Given information: Begin

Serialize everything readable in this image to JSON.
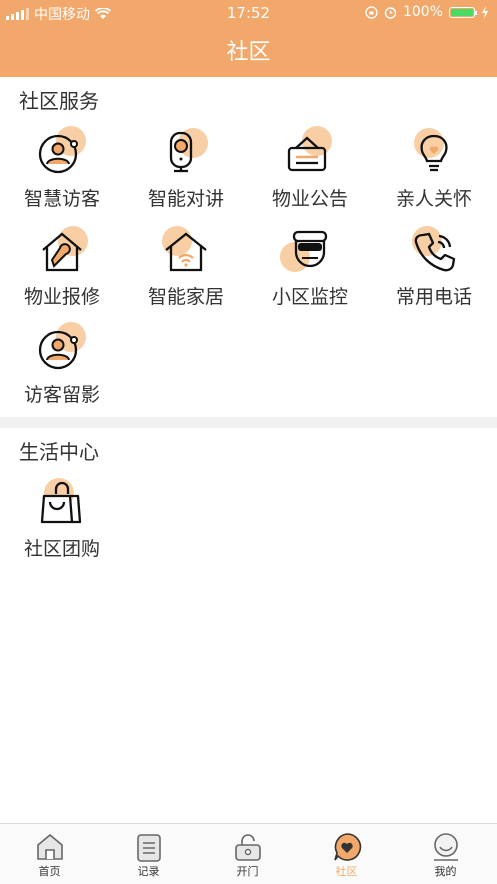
{
  "status_bar": {
    "carrier": "中国移动",
    "time": "17:52",
    "battery": "100%"
  },
  "header": {
    "title": "社区"
  },
  "sections": [
    {
      "title": "社区服务",
      "items": [
        {
          "label": "智慧访客",
          "icon": "visitor-icon"
        },
        {
          "label": "智能对讲",
          "icon": "intercom-icon"
        },
        {
          "label": "物业公告",
          "icon": "notice-icon"
        },
        {
          "label": "亲人关怀",
          "icon": "care-icon"
        },
        {
          "label": "物业报修",
          "icon": "repair-icon"
        },
        {
          "label": "智能家居",
          "icon": "smart-home-icon"
        },
        {
          "label": "小区监控",
          "icon": "camera-icon"
        },
        {
          "label": "常用电话",
          "icon": "phone-icon"
        },
        {
          "label": "访客留影",
          "icon": "visitor-photo-icon"
        }
      ]
    },
    {
      "title": "生活中心",
      "items": [
        {
          "label": "社区团购",
          "icon": "group-buy-icon"
        }
      ]
    }
  ],
  "tabbar": {
    "tabs": [
      {
        "label": "首页",
        "icon": "home-icon"
      },
      {
        "label": "记录",
        "icon": "record-icon"
      },
      {
        "label": "开门",
        "icon": "unlock-icon"
      },
      {
        "label": "社区",
        "icon": "community-icon",
        "active": true
      },
      {
        "label": "我的",
        "icon": "profile-icon"
      }
    ]
  },
  "colors": {
    "accent": "#f2a86a",
    "accent_light": "#f8cfa5",
    "text": "#333333"
  }
}
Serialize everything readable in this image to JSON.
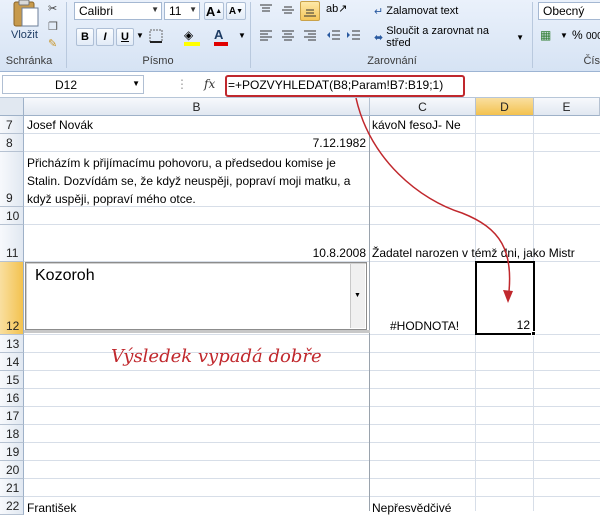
{
  "ribbon": {
    "paste_label": "Vložit",
    "clipboard_label": "Schránka",
    "font_name": "Calibri",
    "font_size": "11",
    "grow_label": "A",
    "shrink_label": "A",
    "bold_label": "B",
    "italic_label": "I",
    "underline_label": "U",
    "font_color_label": "A",
    "font_group_label": "Písmo",
    "wrap_text_label": "Zalamovat text",
    "merge_center_label": "Sloučit a zarovnat na střed",
    "alignment_group_label": "Zarovnání",
    "number_format": "Obecný",
    "percent_label": "%",
    "comma_label": "000",
    "number_group_label": "Číslo"
  },
  "formula_bar": {
    "name_box": "D12",
    "fx_label": "fx",
    "formula": "=+POZVYHLEDAT(B8;Param!B7:B19;1)"
  },
  "columns": [
    "B",
    "C",
    "D",
    "E"
  ],
  "rows": [
    "7",
    "8",
    "9",
    "10",
    "11",
    "12",
    "13",
    "14",
    "15",
    "16",
    "17",
    "18",
    "19",
    "20",
    "21",
    "22"
  ],
  "cells": {
    "b7": "Josef Novák",
    "c7": "kávoN fesoJ- Ne",
    "b8": "7.12.1982",
    "b9_line1": "Přicházím k přijímacímu pohovoru, a předsedou komise je",
    "b9_line2": "Stalin. Dozvídám se, že když neuspěji, popraví moji matku, a",
    "b9_line3": "když uspěji, popraví mého otce.",
    "b11": "10.8.2008",
    "c11": "Žadatel narozen v témž dni, jako Mistr",
    "b12_dropdown_value": "Kozoroh",
    "c12": "#HODNOTA!",
    "d12": "12",
    "b22": "František",
    "c22": "Nepřesvědčivé"
  },
  "annotation": {
    "handwritten_note": "Výsledek vypadá dobře",
    "color": "#c0282d"
  },
  "colors": {
    "ribbon_bg": "#dbe6f4",
    "selected_header": "#f5c95a",
    "highlight": "#c0282d"
  }
}
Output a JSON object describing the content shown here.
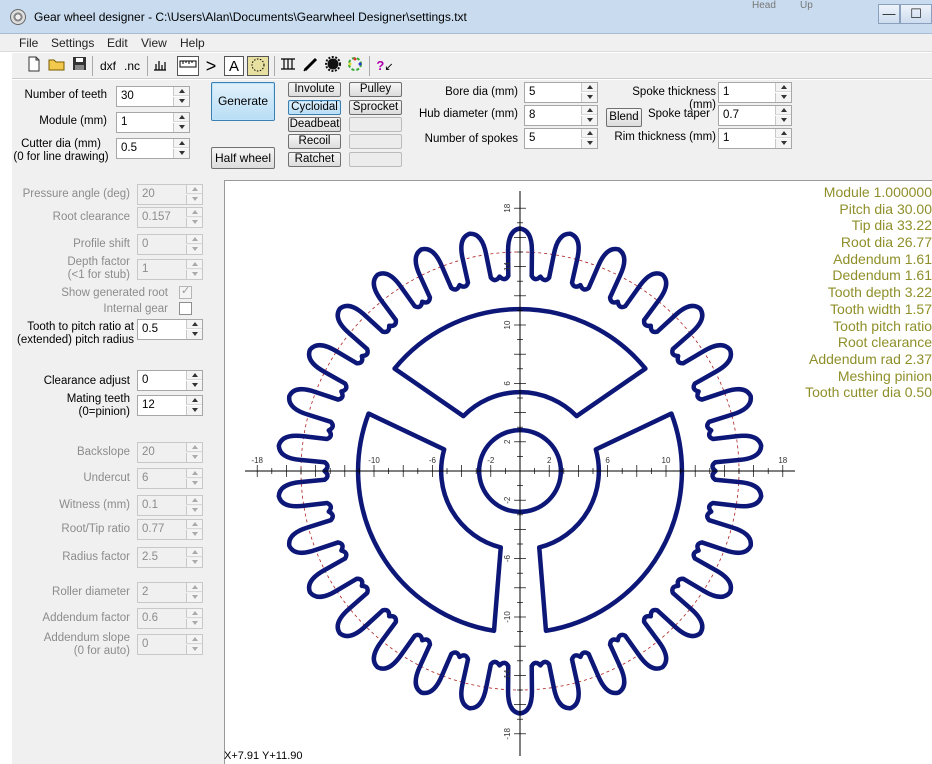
{
  "window": {
    "title": "Gear wheel designer - C:\\Users\\Alan\\Documents\\Gearwheel Designer\\settings.txt",
    "minimize": "—",
    "maximize": "☐",
    "background_text_1": "Head",
    "background_text_2": "Up"
  },
  "menu": [
    "File",
    "Settings",
    "Edit",
    "View",
    "Help"
  ],
  "toolbar": {
    "dxf": "dxf",
    "nc": ".nc",
    "text_a": "A",
    "help": "?"
  },
  "top_fields": {
    "teeth_label": "Number of teeth",
    "teeth": "30",
    "module_label": "Module (mm)",
    "module": "1",
    "cutter_label": "Cutter dia (mm)",
    "cutter_sub": "(0 for line drawing)",
    "cutter": "0.5",
    "bore_label": "Bore dia (mm)",
    "bore": "5",
    "hub_label": "Hub diameter (mm)",
    "hub": "8",
    "spokes_label": "Number of spokes",
    "spokes": "5",
    "spoke_thick_label": "Spoke thickness (mm)",
    "spoke_thick": "1",
    "spoke_taper_label": "Spoke taper",
    "spoke_taper": "0.7",
    "rim_label": "Rim thickness (mm)",
    "rim": "1"
  },
  "buttons": {
    "generate": "Generate",
    "half_wheel": "Half wheel",
    "involute": "Involute",
    "cycloidal": "Cycloidal",
    "deadbeat": "Deadbeat",
    "recoil": "Recoil",
    "ratchet": "Ratchet",
    "pulley": "Pulley",
    "sprocket": "Sprocket",
    "blend": "Blend"
  },
  "left_fields": {
    "pressure_label": "Pressure angle (deg)",
    "pressure": "20",
    "root_clear_label": "Root clearance",
    "root_clear": "0.157",
    "profile_label": "Profile shift",
    "profile": "0",
    "depth_label": "Depth factor",
    "depth_sub": "(<1 for stub)",
    "depth": "1",
    "show_root_label": "Show generated root",
    "internal_label": "Internal gear",
    "ratio_label": "Tooth to pitch ratio at",
    "ratio_sub": "(extended) pitch radius",
    "ratio": "0.5",
    "clear_adj_label": "Clearance adjust",
    "clear_adj": "0",
    "mating_label": "Mating teeth",
    "mating_sub": "(0=pinion)",
    "mating": "12",
    "backslope_label": "Backslope",
    "backslope": "20",
    "undercut_label": "Undercut",
    "undercut": "6",
    "witness_label": "Witness (mm)",
    "witness": "0.1",
    "root_tip_label": "Root/Tip ratio",
    "root_tip": "0.77",
    "radius_label": "Radius factor",
    "radius": "2.5",
    "roller_label": "Roller diameter",
    "roller": "2",
    "add_factor_label": "Addendum factor",
    "add_factor": "0.6",
    "add_slope_label": "Addendum slope",
    "add_slope_sub": "(0 for auto)",
    "add_slope": "0"
  },
  "stats": [
    "Module 1.000000",
    "Pitch dia 30.00",
    "Tip dia 33.22",
    "Root dia 26.77",
    "Addendum 1.61",
    "Dedendum 1.61",
    "Tooth depth 3.22",
    "Tooth width 1.57",
    "Tooth pitch ratio",
    "Root clearance",
    "Addendum rad 2.37",
    "Meshing pinion",
    "Tooth cutter dia 0.50"
  ],
  "axis": {
    "x_ticks": [
      "-18",
      "-10",
      "-6",
      "-2",
      "2",
      "6",
      "10",
      "18"
    ],
    "y_ticks": [
      "18",
      "14",
      "10",
      "6",
      "2",
      "-2",
      "-6",
      "-10",
      "-14",
      "-18"
    ]
  },
  "colors": {
    "gear": "#0c1777",
    "pitch_circle": "#b02020",
    "axis": "#000000",
    "stats": "#8f8f2a"
  },
  "status": {
    "coord": "X+7.91 Y+11.90"
  }
}
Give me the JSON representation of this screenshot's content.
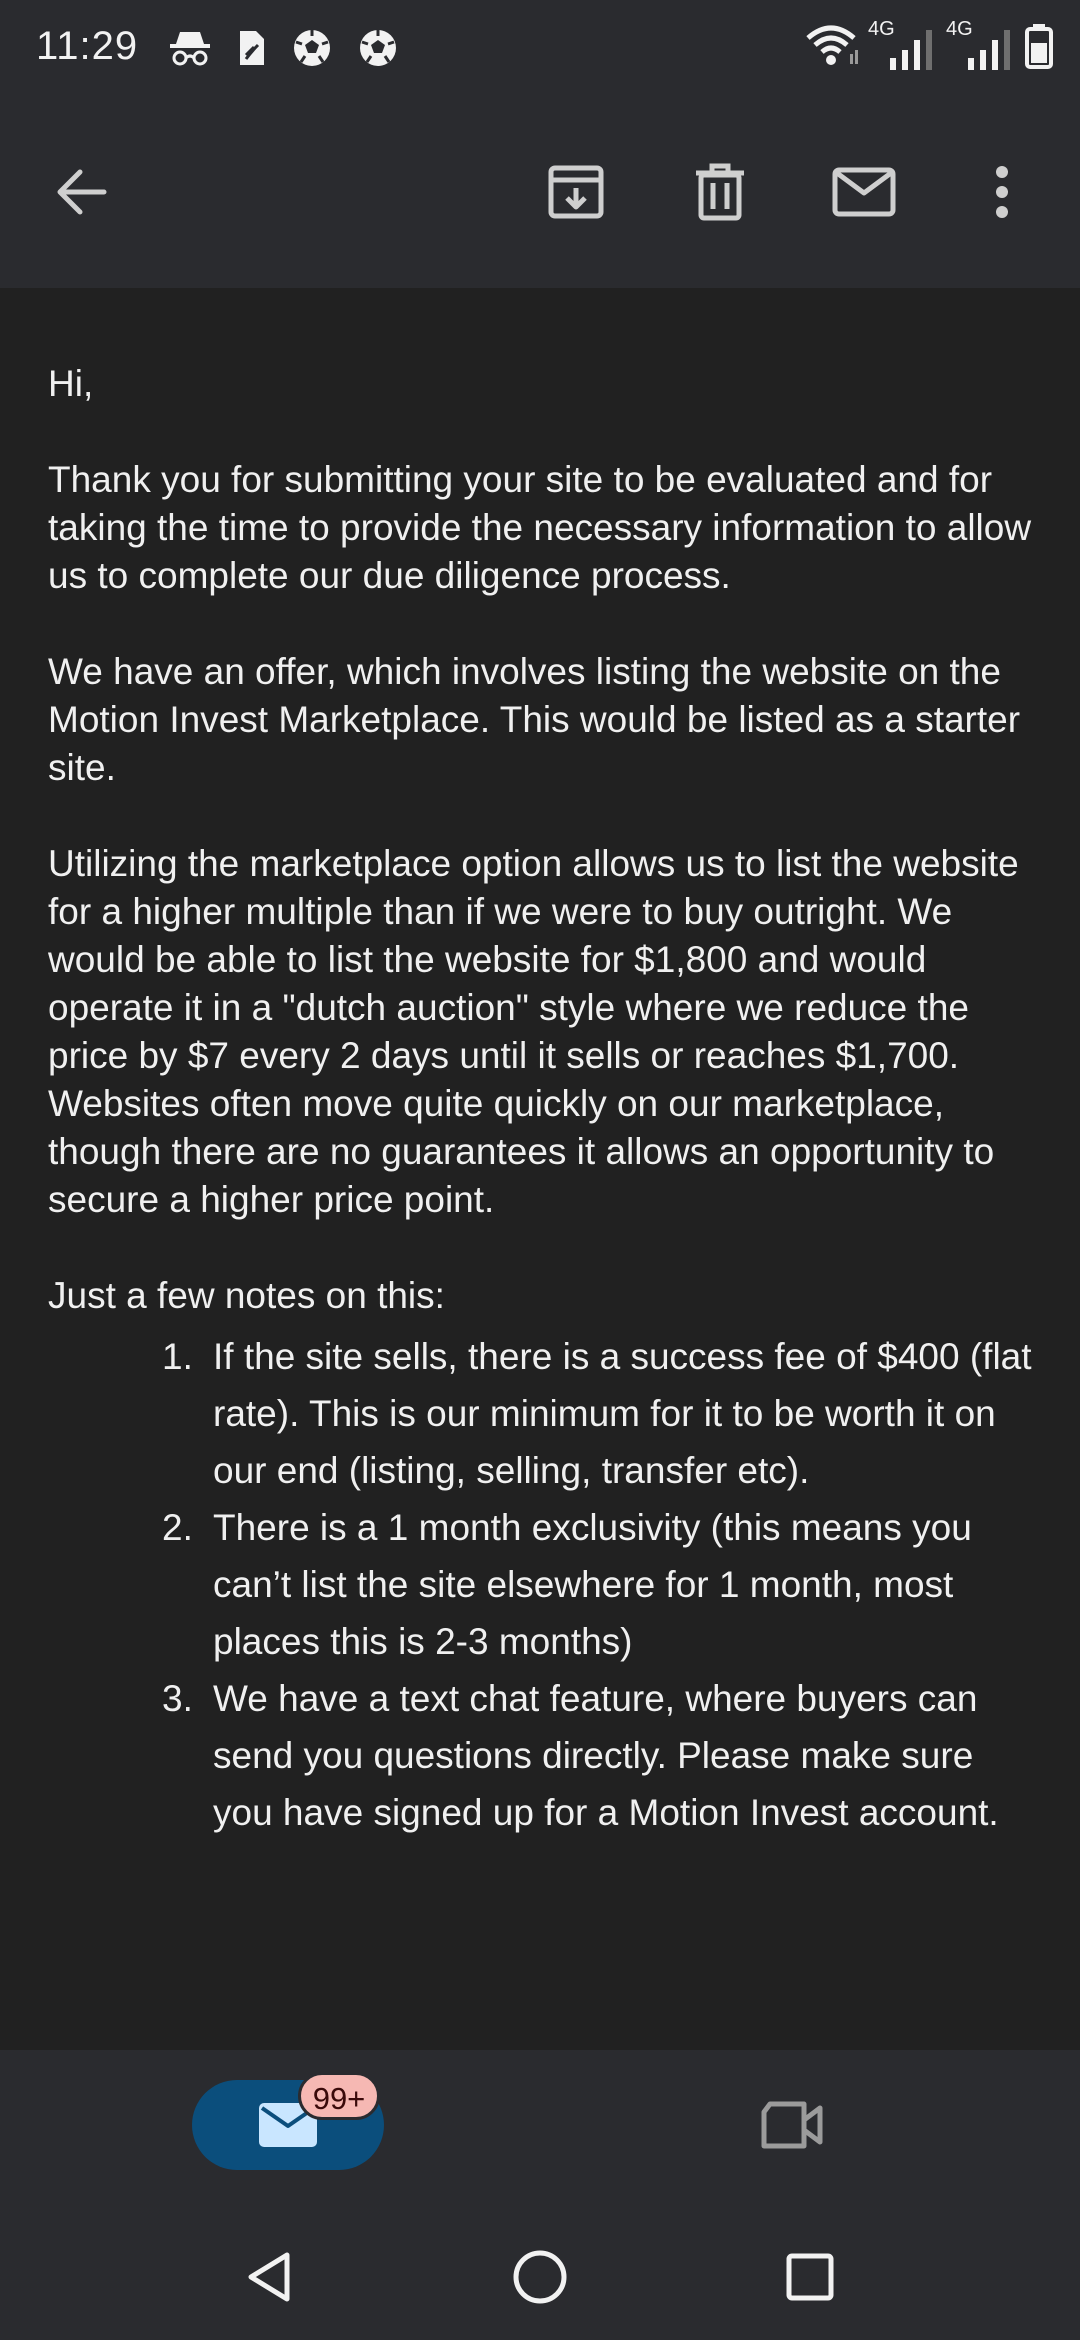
{
  "status_bar": {
    "time": "11:29",
    "left_icons": [
      "incognito-icon",
      "sim-card-icon",
      "soccer-ball-icon",
      "soccer-ball-icon"
    ],
    "right_icons": [
      "wifi-icon",
      "signal-4g-icon",
      "signal-4g-icon",
      "battery-icon"
    ],
    "network_label_1": "4G",
    "network_label_2": "4G"
  },
  "app_bar": {
    "icons": [
      "back-arrow-icon",
      "archive-icon",
      "delete-icon",
      "mark-unread-icon",
      "more-vert-icon"
    ]
  },
  "email": {
    "greeting": "Hi,",
    "paragraph_1": "Thank you for submitting your site to be evaluated and for taking the time to provide the necessary information to allow us to complete our due diligence process.",
    "paragraph_2": "We have an offer, which involves listing the website on the Motion Invest Marketplace. This would be listed as a starter site.",
    "paragraph_3": "Utilizing the marketplace option allows us to list the website for a higher multiple than if we were to buy outright. We would be able to list the website for $1,800 and would operate it in a \"dutch auction\" style where we reduce the price by $7 every 2 days until it sells or reaches $1,700. Websites often move quite quickly on our marketplace, though there are no guarantees it allows an opportunity to secure a higher price point.",
    "notes_intro": "Just a few notes on this:",
    "notes": [
      {
        "num": "1.",
        "text": "If the site sells, there is a success fee of $400 (flat rate). This is our minimum for it to be worth it on our end (listing, selling, transfer etc)."
      },
      {
        "num": "2.",
        "text": "There is a 1 month exclusivity (this means you can’t list the site elsewhere for 1 month, most places this is 2-3 months)"
      },
      {
        "num": "3.",
        "text": "We have a text chat feature, where buyers can send you questions directly. Please make sure you have signed up for a Motion Invest account."
      }
    ]
  },
  "bottom_nav": {
    "mail_badge": "99+",
    "icons": [
      "mail-icon",
      "video-camera-icon"
    ]
  },
  "system_nav": {
    "icons": [
      "nav-back-icon",
      "nav-home-icon",
      "nav-recents-icon"
    ]
  },
  "colors": {
    "background": "#212121",
    "bar": "#2a2b2f",
    "mail_pill": "#0b4e7c",
    "badge": "#f6b8b3"
  }
}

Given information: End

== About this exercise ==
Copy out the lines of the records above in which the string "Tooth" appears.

== Problem solution ==
    "ratio_label": "Tooth to pitch ratio at",
    "Tooth depth 3.22",
    "Tooth width 1.57",
    "Tooth pitch ratio",
    "Tooth cutter dia 0.50"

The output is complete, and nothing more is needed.